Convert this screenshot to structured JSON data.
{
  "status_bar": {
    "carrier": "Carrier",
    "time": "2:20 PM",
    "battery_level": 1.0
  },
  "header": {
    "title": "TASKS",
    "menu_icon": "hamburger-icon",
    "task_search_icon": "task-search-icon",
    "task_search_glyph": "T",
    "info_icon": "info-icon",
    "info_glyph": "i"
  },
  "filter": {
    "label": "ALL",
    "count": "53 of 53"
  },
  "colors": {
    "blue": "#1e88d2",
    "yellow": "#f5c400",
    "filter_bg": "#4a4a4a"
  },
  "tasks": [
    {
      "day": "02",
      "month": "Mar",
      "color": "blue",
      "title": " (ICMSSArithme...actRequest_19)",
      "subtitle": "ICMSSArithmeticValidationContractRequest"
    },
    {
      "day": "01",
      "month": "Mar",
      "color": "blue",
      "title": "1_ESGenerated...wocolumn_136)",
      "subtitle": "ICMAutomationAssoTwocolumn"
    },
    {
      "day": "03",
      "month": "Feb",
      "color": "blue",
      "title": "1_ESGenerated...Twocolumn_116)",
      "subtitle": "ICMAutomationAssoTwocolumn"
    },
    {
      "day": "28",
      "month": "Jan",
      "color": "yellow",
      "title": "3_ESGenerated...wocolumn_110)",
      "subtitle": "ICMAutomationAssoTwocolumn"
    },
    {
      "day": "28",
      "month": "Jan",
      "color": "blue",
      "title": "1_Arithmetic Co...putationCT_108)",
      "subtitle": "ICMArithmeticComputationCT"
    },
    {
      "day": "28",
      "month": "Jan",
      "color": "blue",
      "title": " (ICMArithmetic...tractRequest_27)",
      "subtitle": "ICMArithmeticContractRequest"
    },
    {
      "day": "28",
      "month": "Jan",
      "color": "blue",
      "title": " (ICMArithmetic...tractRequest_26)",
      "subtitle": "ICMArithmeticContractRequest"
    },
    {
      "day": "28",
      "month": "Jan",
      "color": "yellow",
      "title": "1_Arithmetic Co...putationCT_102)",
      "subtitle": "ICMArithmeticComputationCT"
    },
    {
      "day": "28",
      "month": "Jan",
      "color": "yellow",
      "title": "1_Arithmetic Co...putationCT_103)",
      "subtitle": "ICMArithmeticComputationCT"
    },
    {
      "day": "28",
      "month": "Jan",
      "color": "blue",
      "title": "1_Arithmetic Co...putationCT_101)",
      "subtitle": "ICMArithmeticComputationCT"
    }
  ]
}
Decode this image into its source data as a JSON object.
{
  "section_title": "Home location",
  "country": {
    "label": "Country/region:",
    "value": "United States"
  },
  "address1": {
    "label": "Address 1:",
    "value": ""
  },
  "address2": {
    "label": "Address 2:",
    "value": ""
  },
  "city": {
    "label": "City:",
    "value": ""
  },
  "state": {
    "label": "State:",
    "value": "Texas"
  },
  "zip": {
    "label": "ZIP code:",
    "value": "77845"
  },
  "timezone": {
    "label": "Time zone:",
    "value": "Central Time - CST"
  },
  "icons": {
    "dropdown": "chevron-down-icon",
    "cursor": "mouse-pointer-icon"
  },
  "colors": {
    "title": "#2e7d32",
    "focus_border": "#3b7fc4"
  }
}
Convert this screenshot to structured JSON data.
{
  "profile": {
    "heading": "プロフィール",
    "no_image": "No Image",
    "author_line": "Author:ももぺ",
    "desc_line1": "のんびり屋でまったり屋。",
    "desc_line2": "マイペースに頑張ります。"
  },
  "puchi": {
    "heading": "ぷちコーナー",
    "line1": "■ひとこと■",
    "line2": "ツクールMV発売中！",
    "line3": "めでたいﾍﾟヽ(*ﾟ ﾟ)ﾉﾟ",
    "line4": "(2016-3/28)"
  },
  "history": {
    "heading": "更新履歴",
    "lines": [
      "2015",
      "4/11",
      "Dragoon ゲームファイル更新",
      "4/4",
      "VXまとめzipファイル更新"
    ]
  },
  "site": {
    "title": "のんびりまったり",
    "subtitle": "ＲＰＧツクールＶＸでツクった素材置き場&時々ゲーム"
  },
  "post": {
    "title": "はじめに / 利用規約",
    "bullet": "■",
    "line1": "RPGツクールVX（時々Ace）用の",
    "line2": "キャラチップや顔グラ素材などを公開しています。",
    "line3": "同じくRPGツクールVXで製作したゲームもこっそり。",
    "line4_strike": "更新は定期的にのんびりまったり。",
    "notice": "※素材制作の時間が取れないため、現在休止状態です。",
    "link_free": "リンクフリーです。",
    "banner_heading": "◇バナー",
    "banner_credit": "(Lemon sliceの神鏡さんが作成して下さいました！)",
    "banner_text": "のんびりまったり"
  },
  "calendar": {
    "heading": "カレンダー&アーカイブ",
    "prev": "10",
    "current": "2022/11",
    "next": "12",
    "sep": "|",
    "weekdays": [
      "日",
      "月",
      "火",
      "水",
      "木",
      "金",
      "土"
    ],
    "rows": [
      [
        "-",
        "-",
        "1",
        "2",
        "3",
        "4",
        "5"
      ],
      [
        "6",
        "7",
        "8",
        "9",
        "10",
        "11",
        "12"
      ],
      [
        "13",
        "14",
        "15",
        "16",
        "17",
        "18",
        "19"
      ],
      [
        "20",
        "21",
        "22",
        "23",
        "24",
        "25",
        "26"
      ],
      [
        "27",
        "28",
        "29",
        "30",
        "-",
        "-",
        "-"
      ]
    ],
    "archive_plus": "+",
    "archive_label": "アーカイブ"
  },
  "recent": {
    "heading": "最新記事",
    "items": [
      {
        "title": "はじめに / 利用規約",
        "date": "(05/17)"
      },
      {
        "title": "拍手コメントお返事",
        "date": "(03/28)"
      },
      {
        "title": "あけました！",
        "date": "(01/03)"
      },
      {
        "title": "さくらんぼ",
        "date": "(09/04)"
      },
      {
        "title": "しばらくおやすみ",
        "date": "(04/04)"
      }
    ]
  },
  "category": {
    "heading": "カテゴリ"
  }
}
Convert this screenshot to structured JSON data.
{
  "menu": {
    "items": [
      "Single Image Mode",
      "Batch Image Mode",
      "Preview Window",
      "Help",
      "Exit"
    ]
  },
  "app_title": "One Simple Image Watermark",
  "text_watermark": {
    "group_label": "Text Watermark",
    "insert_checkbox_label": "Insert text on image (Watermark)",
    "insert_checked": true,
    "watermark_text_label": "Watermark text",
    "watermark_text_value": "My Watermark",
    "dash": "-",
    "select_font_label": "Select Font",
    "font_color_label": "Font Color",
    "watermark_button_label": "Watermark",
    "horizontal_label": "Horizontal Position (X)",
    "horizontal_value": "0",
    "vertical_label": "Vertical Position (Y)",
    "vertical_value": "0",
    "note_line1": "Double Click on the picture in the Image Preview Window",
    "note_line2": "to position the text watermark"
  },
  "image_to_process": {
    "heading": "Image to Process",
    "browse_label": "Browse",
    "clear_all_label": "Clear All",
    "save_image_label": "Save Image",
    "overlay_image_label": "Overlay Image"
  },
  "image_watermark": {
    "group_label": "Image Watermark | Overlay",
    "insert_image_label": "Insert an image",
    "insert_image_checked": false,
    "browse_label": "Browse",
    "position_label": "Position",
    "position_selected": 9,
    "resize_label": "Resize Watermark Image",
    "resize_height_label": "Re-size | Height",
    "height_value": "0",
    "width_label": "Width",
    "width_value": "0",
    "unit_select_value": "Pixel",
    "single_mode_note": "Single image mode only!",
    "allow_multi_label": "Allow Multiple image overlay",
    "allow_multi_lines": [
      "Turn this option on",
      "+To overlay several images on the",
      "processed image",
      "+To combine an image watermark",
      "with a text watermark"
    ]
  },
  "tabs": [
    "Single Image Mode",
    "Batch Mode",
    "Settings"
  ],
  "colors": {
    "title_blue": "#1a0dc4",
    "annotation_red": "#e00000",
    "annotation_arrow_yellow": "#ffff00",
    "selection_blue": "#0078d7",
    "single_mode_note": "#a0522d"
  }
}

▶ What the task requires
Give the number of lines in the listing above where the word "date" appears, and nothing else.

▶ Task output
5